The inevitable result of our self-protection is that we often continue to feel as though we are alone or unique in our suffering, and unconsciously believe the notion that we are somehow uniquely flawed (often blaming ourselves for this) and thus go through life feeling as though we were an empty, disconnected shell of a person. Never opening up to others, we have very little exposure to the fact that most of humanity feels or has felt this way at some point. Rigidly adhering to a code of self-protective silence does nothing more than further strengthen the belief in the universal myth of ones own mortal failings. What is most ironic however, is that which is most feared - being vulnerable and the sharing of ones suffering - is primarily that which has the potential to make us whole and more fully alive. It is who we truly are as a species and what intimately connects each and every one of us, and is in turn, can be seen as our greatest collective strength - our ability to connect and overcome adversity. Touching this aspect of our humanity merely requires the courage to remain open despite the pain, and to place our faith and trust in the compassion of others. Unfortunately, it is this rigid, fearful attachment to ego and ignorant, self-protective stubbornness that keeps one from realizing the sacredness of life and the world that we are all intimately a part of.

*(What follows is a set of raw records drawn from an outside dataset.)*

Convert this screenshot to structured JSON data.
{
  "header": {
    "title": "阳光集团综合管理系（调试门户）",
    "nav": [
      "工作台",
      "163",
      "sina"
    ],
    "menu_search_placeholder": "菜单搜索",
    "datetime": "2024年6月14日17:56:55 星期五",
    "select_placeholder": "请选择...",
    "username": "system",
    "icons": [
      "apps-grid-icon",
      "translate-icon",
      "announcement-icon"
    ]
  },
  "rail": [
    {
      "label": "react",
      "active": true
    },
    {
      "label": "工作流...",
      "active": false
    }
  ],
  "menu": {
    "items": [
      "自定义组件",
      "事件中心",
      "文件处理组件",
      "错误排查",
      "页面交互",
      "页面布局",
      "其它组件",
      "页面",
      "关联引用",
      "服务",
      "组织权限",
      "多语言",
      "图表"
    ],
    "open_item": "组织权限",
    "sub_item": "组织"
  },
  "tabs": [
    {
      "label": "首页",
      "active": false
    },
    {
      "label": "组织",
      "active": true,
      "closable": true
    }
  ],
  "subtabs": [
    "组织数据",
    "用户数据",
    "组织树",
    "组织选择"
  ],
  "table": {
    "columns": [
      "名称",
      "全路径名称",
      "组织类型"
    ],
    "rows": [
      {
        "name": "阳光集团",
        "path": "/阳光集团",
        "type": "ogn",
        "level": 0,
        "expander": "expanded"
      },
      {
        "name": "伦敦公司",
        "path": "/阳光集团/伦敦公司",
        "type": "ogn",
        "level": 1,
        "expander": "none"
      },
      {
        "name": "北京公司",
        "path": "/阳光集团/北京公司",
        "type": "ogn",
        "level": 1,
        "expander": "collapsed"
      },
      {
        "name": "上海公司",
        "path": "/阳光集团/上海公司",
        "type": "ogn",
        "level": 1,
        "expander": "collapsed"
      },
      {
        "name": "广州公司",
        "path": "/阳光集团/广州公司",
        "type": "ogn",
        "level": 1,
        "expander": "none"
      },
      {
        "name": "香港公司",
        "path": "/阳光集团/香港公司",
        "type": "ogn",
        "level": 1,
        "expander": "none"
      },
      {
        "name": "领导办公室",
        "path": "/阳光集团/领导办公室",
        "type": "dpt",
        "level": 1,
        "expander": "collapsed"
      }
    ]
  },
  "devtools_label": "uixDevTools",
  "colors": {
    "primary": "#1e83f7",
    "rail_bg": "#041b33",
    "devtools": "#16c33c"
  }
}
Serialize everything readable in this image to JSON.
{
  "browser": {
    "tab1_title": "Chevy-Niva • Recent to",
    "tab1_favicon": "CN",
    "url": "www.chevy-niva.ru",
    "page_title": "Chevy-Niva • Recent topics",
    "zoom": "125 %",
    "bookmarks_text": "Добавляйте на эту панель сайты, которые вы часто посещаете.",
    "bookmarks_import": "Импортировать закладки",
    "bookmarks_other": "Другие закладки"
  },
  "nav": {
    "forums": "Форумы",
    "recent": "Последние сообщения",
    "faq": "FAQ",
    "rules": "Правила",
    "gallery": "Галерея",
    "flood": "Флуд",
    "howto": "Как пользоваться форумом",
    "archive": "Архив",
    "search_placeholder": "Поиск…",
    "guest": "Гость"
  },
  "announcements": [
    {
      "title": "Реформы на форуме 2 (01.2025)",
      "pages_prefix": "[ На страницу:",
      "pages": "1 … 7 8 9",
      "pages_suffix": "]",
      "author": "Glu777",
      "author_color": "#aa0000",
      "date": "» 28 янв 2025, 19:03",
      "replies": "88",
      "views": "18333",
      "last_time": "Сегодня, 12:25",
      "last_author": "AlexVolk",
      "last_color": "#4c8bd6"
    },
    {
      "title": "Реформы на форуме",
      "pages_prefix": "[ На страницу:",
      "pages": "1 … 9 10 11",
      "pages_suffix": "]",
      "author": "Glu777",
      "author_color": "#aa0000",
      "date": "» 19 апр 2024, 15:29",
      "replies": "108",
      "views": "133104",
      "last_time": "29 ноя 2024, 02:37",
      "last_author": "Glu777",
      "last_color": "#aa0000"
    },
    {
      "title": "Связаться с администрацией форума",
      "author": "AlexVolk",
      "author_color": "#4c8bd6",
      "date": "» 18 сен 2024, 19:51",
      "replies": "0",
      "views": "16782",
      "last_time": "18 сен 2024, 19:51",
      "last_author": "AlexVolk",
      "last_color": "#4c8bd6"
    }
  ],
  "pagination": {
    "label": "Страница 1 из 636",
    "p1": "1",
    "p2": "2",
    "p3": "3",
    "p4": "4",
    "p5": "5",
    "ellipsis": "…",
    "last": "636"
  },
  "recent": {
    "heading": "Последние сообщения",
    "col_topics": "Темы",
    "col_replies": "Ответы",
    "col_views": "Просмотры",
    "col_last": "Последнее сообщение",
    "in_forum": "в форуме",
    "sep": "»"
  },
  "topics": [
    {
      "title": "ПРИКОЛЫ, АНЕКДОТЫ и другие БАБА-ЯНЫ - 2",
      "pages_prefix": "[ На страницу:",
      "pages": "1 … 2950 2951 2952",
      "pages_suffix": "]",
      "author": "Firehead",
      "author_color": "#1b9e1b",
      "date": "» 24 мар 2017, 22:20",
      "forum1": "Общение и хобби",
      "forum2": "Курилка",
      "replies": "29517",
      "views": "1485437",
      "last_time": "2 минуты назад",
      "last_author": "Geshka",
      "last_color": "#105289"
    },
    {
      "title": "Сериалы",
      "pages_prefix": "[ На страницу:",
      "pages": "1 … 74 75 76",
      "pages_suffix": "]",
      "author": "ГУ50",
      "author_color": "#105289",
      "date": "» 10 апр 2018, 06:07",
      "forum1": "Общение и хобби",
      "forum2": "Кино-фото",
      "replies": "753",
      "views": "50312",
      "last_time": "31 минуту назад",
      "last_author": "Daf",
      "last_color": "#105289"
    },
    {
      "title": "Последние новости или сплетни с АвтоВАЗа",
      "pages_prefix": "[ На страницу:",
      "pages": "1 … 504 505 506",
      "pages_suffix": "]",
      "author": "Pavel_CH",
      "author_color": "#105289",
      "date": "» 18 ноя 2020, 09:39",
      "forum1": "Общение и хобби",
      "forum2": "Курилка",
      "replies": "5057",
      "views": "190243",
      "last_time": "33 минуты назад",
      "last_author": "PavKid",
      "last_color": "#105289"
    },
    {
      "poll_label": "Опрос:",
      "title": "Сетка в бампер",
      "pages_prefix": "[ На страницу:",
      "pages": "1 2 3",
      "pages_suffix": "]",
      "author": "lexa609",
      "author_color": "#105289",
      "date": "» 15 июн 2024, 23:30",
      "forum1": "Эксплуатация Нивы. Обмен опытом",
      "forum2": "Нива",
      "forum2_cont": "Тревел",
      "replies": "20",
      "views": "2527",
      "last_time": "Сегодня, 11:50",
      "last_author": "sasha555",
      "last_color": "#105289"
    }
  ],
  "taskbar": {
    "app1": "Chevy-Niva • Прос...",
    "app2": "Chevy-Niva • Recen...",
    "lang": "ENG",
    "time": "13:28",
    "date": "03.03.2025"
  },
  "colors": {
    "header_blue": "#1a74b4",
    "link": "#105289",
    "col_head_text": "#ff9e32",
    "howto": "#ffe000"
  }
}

The fact of the matter is that it takes much more courage and strength to allow yourself to be vulnerable in front of somebody - being open enough to allow them to see all of your perceived flaws - than it does to hide behind protective walls of silence and not let anybody in. Running away from pain takes very little effort. Without such fearless courage there can be no true openness. Without true openness there can be no meaningful understanding. And without meaningful understanding there can not be a deeper level of unconditional compassion. Deep compassion therefore, requires great courage. Despite its inevitable hardships, the end results of such an endeavor - greater clarity, balance, harmony, and confidence within oneself and in relationships with others, as well as a much deeper level of lasting happiness - makes such a journey so worthwhile and personally meaningful. It is nothing more then a small taste of what it means to be truly human.